What is needed: Could you please return each line of the data that has the word "till"?

━━━━━━━━━━━━━━━━━━━━

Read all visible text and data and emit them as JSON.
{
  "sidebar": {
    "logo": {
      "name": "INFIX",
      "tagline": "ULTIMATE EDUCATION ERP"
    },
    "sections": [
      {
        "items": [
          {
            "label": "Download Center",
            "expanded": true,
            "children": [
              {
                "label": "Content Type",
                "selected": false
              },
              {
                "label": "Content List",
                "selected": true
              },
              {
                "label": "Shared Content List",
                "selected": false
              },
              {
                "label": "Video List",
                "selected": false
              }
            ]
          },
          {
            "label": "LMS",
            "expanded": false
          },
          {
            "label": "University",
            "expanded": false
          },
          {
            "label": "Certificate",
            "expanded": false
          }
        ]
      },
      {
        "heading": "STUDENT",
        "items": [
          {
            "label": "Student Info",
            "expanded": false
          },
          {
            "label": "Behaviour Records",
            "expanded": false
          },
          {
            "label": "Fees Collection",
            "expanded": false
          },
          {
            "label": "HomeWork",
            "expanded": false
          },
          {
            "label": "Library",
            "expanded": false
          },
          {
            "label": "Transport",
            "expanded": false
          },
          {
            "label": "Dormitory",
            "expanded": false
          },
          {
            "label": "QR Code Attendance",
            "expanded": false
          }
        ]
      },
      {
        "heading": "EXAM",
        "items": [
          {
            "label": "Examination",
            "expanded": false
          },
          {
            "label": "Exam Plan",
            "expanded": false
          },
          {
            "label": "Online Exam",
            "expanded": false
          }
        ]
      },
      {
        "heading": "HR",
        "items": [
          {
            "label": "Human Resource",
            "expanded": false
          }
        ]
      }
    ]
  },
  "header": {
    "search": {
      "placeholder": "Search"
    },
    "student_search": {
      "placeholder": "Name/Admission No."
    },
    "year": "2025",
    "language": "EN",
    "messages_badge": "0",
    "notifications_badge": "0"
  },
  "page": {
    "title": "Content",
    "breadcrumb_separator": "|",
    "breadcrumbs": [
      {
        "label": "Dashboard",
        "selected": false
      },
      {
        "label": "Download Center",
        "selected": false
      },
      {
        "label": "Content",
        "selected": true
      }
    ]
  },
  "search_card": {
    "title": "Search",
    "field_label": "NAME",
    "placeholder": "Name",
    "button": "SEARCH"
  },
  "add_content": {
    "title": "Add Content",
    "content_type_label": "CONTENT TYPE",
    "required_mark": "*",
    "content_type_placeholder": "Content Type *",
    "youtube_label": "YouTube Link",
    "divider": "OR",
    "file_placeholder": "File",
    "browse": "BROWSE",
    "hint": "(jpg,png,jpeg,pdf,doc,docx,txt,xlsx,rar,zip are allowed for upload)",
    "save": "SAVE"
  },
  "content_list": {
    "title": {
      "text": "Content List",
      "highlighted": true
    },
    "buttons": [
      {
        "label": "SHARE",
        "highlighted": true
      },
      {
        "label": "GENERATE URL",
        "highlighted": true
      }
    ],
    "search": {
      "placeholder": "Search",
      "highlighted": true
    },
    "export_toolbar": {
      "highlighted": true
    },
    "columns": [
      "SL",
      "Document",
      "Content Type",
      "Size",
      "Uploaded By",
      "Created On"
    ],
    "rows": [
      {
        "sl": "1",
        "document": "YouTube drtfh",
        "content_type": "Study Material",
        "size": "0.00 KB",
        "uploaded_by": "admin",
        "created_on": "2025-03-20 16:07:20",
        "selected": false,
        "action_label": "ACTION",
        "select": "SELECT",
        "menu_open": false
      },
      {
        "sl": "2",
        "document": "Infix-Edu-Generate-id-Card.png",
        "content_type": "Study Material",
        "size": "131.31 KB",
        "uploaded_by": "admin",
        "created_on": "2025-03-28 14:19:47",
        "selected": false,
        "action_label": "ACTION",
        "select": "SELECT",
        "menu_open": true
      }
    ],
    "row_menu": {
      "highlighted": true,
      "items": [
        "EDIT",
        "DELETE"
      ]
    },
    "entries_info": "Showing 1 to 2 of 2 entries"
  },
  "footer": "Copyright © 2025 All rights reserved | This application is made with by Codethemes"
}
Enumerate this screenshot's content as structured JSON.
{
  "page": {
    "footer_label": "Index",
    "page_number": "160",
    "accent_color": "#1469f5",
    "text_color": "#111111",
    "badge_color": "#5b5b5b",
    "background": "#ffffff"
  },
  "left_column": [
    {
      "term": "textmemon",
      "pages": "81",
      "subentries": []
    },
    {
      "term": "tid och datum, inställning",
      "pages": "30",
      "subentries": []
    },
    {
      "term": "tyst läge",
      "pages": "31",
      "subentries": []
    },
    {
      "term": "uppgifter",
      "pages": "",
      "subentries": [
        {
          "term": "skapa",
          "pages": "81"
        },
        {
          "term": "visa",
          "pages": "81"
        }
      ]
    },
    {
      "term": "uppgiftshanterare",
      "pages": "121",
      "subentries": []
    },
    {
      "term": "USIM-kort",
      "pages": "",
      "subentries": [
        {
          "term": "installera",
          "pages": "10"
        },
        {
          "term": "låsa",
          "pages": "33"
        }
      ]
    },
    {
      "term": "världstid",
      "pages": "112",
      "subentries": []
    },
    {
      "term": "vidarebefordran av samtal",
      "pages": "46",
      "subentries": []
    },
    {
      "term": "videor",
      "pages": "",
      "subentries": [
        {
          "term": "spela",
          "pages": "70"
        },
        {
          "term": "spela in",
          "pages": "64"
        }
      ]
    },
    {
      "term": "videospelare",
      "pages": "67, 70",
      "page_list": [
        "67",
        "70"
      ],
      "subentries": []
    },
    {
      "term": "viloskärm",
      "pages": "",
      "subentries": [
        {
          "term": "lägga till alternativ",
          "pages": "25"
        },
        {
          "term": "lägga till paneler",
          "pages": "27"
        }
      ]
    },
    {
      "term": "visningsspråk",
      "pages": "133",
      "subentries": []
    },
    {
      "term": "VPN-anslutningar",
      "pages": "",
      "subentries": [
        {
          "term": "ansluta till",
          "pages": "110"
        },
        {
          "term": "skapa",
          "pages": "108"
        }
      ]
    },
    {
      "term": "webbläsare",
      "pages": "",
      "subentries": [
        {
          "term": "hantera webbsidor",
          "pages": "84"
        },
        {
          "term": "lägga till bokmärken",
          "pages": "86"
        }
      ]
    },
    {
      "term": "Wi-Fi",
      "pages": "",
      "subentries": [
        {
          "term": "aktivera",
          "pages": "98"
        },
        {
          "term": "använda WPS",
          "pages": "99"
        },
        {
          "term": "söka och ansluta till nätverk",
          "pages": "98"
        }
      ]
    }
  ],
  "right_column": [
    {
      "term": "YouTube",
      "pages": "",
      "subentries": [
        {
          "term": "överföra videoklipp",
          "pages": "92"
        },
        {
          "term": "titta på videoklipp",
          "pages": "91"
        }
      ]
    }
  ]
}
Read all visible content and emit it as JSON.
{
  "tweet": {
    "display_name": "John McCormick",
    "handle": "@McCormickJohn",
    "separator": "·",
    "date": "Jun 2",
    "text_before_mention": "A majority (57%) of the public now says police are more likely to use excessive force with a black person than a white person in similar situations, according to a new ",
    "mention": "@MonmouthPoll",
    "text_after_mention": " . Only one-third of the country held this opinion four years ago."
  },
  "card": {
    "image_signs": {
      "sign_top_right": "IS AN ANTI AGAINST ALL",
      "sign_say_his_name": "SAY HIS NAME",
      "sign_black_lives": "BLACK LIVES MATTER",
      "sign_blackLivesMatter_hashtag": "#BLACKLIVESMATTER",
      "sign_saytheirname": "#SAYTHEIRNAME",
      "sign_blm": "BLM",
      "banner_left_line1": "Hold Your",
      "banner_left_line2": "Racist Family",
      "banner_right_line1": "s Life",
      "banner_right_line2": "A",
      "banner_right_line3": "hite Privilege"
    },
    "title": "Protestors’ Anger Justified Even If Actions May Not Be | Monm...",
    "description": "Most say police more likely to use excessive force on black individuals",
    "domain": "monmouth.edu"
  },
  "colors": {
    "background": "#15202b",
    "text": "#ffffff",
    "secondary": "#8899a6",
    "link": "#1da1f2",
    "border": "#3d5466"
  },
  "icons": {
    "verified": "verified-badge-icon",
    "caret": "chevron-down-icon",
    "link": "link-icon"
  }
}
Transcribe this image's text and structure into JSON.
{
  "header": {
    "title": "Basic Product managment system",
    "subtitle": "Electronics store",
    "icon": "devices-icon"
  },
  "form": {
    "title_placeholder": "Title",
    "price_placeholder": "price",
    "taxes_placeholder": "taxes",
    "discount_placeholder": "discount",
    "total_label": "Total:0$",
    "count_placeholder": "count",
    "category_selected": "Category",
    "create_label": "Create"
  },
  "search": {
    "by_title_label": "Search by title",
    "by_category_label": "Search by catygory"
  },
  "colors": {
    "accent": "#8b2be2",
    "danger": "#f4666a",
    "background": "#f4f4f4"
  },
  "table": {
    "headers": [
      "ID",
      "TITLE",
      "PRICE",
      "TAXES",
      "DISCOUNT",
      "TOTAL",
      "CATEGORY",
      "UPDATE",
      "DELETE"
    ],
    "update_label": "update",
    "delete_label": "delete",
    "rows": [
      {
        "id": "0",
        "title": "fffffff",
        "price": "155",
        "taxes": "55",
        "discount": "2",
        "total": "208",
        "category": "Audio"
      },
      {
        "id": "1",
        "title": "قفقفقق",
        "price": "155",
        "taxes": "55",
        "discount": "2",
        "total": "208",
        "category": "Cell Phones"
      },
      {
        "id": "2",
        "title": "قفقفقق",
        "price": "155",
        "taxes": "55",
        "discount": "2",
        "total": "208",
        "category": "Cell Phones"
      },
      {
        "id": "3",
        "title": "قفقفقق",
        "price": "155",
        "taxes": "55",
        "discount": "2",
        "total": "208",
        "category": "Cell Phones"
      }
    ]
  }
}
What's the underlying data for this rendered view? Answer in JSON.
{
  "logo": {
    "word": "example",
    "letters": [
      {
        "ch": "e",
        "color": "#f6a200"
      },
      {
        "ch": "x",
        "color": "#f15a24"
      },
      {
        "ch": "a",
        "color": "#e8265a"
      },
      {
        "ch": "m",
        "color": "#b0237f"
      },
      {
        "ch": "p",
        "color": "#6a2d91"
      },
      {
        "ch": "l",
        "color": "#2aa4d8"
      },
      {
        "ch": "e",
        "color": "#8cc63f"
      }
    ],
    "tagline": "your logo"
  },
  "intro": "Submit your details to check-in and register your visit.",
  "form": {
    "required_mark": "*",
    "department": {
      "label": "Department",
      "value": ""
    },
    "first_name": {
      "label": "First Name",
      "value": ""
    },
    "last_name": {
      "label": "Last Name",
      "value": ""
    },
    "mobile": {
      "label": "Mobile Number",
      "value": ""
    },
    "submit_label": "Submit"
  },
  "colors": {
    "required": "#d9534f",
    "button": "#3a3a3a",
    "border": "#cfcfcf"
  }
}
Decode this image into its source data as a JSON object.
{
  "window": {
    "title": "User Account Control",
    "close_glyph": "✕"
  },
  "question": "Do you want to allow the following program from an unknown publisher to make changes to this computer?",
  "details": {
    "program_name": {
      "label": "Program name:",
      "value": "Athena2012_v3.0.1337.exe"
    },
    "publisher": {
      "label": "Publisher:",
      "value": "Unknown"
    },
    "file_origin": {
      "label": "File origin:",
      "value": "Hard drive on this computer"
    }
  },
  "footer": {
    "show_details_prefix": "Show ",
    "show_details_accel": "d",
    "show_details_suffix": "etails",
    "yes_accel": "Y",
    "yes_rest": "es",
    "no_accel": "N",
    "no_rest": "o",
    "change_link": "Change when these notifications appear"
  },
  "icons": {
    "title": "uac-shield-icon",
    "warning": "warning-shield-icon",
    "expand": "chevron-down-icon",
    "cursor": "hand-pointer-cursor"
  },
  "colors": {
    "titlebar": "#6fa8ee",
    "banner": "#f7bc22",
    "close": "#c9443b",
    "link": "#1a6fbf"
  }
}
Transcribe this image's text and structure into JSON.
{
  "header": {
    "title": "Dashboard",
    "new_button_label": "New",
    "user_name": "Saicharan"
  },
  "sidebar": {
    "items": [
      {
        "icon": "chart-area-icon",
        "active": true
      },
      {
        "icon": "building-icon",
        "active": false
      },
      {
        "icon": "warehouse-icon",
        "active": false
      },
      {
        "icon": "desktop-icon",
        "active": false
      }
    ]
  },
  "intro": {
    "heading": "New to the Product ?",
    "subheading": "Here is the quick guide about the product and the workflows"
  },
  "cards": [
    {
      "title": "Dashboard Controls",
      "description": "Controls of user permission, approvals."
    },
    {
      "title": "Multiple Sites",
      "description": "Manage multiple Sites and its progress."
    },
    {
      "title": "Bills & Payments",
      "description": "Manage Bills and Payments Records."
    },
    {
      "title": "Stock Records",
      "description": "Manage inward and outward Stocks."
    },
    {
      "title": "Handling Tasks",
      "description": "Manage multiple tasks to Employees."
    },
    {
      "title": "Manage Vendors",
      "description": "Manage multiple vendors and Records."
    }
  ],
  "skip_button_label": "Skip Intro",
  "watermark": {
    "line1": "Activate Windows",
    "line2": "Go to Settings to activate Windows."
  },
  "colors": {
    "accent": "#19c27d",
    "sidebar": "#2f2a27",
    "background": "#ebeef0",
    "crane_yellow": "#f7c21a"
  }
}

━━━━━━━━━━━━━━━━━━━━

Written response:
          "term": "lägga till alternativ",
          "term": "lägga till paneler",
          "term": "ansluta till",
          "term": "lägga till bokmärken",
          "term": "söka och ansluta till nätverk",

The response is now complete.